I think "uchi" is fine too. >_>

For the first sentence maybe "sugoku tanoshii ichinichi o sugoshita" or something like that? Anyway I think "ichinichi" is better than "hi" here.

"sumaseta to" is not grammatical with the meaning you want it to have, but I'm not sure what the best thing is to replace it with.
fun translation snippets | need something translated?
BTC@1KMZXgoWiDshQis5Z7feCx8jaiP4QAB2ks
User avatar
Hyperworm
 
Posts: 493
Joined: Tue 11.20.2007 2:26 pm
Native language: English
Gender: Male

Re: Informal journal entry

Postby furrykef » Fri 09.18.2009 7:19 pm

Hyperworm wrote:The construction "ni tsuite wa" is legal


I stand corrected. I forgot that "wa" can be tacked on to darn near anything... (I'm still sure it was invalid in the other thread, though, which had "o" rather than "wa" after "tsuite".)

I think "uchi" is fine too. >_>


Hmm. You may be right. It seems I don't grasp the difference between "ie" and "uchi" as well as I thought I did...

- Kef
Founder of Learning Languages Through Video Games.
Also see my lang-8 journal, where you can help me practice Japanese (and Spanish, and Italian!)
User avatar
furrykef
 
Posts: 1572
Joined: Thu 01.10.2008 9:20 pm
Native language: Eggo (ワッフル語の方言)
Gender: Male

Re: Informal journal entry

Postby Mr.Paper » Sat 09.19.2009 3:33 pm

Thank you very much you guys.
Mr.Paper
 
Posts: 59
Joined: Wed 07.29.2009 9:46 pm
Location: Illinois
Native language: Spanish
Gender: Male

Re: Informal journal entry

Postby Astral Abraxas » Mon 11.02.2009 5:10 pm

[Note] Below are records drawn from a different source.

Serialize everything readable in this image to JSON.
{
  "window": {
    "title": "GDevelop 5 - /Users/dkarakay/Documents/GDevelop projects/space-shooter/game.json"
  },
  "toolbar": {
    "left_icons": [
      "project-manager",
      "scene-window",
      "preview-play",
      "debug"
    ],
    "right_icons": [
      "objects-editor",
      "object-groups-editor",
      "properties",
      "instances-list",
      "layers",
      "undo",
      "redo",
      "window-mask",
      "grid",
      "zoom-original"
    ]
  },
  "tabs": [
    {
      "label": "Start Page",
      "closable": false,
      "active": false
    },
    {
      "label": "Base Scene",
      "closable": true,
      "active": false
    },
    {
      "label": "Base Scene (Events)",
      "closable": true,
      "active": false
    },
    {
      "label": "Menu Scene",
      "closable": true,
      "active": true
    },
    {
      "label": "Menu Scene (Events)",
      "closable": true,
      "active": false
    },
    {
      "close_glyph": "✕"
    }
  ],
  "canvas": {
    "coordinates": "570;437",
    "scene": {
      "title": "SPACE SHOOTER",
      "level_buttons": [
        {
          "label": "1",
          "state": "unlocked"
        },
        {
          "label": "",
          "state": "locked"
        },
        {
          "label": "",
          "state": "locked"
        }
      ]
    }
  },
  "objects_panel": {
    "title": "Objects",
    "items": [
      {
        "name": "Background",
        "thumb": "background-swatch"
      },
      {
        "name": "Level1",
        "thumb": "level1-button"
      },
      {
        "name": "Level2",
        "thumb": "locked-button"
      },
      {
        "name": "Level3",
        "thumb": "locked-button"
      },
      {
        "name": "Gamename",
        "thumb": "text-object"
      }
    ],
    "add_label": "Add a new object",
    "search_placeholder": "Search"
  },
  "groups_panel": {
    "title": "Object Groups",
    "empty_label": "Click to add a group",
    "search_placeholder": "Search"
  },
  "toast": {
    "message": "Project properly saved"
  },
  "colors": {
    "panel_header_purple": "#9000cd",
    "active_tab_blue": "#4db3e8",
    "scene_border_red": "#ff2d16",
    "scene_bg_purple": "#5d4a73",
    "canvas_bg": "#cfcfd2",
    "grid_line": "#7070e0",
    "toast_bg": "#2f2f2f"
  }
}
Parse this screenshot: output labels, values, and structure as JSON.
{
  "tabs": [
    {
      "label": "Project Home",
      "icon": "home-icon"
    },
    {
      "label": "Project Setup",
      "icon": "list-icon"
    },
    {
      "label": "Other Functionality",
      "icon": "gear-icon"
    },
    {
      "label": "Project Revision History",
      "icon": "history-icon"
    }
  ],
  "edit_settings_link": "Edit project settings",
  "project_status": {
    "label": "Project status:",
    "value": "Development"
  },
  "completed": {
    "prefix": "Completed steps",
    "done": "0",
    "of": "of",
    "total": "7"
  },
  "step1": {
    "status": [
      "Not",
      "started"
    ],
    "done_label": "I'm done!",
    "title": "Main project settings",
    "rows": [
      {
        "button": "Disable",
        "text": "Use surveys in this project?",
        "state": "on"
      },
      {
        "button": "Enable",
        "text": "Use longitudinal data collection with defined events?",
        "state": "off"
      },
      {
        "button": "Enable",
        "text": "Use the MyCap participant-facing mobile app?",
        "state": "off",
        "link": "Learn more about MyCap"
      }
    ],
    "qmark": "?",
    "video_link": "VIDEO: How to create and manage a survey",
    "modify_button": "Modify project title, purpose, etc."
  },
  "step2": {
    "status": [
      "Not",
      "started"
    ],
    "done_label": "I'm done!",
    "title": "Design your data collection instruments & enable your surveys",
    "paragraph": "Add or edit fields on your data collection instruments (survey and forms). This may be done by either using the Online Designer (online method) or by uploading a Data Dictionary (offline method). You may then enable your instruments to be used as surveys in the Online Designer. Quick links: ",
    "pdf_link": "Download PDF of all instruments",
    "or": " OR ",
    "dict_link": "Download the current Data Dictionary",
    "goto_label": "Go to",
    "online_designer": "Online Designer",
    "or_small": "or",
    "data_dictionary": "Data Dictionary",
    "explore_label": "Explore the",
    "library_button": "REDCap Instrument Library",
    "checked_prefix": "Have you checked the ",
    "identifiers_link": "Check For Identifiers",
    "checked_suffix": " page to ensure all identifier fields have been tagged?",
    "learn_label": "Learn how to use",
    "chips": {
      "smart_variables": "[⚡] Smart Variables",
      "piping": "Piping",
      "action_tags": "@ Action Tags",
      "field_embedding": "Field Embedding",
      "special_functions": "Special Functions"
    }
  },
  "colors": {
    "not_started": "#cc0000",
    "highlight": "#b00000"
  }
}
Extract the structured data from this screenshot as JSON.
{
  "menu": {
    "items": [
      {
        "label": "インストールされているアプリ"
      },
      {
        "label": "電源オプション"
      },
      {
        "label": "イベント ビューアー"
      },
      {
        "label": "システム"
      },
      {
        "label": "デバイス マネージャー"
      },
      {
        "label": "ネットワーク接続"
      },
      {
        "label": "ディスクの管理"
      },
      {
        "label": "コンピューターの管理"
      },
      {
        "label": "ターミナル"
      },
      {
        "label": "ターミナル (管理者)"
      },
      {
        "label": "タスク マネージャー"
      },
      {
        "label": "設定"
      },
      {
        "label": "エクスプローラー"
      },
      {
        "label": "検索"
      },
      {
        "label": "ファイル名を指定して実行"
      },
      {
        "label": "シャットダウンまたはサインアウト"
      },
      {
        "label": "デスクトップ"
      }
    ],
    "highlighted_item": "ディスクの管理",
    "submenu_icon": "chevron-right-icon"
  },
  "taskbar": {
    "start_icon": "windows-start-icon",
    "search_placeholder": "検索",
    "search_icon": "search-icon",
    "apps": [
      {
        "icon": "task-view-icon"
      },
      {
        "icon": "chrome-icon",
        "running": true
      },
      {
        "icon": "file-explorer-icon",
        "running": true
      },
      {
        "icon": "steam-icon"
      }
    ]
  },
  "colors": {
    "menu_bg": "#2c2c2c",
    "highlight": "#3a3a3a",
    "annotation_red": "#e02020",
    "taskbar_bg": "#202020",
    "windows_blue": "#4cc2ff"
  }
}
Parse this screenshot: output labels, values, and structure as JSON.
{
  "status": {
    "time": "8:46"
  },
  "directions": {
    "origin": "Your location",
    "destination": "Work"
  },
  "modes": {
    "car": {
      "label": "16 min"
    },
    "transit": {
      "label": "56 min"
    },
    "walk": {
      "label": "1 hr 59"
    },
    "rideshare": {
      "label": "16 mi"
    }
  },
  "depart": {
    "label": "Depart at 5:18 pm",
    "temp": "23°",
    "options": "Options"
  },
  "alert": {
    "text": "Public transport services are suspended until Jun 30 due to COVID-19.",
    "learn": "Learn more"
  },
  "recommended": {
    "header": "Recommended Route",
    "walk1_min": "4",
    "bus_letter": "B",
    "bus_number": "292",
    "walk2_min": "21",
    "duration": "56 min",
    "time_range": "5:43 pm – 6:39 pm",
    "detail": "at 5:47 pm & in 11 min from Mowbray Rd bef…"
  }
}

furrykef wrote:As said in the other thread, "na" invites another person's agreement. (It's simply a rougher, more colloquial version of "ne".) Here, obviously the other person wouldn't know whether the burritos were good or not. In fact, you said that there is no "other person", so you probably shouldn't be using "na" at all.


na is colloquial for ne. na is also the negative imperative(するな!= Don't do it!). na has 1 other meaning that I'm aware of, and it's the one I believe he was using. I tend to say naa (long 'a' sound). You use it when talking to yourself kind of making sure of what you're saying. I was watching some anime without subtitles to practice my listening comprehension a little bit ago and a character said "きれいな先生だったなあ"(she was clearly saying it to herself -_-) →lit: Was a beautiful teacher...→What a beautiful teacher... He used it kind of like this when he tried to say that the burritos were very good.

今日はすごかった! = Today was amazing!

Literal translations are almost always useless unless you're trying to deepen your understanding of some kind of grammar. Keep it simple if you can.
User avatar
Astral Abraxas
 
Posts: 81
Joined: Wed 07.04.2007 5:24 am


Return to 日本語の練習 (Practice Japanese)

Who is online

Users browsing this forum: No registered users and 7 guests

cron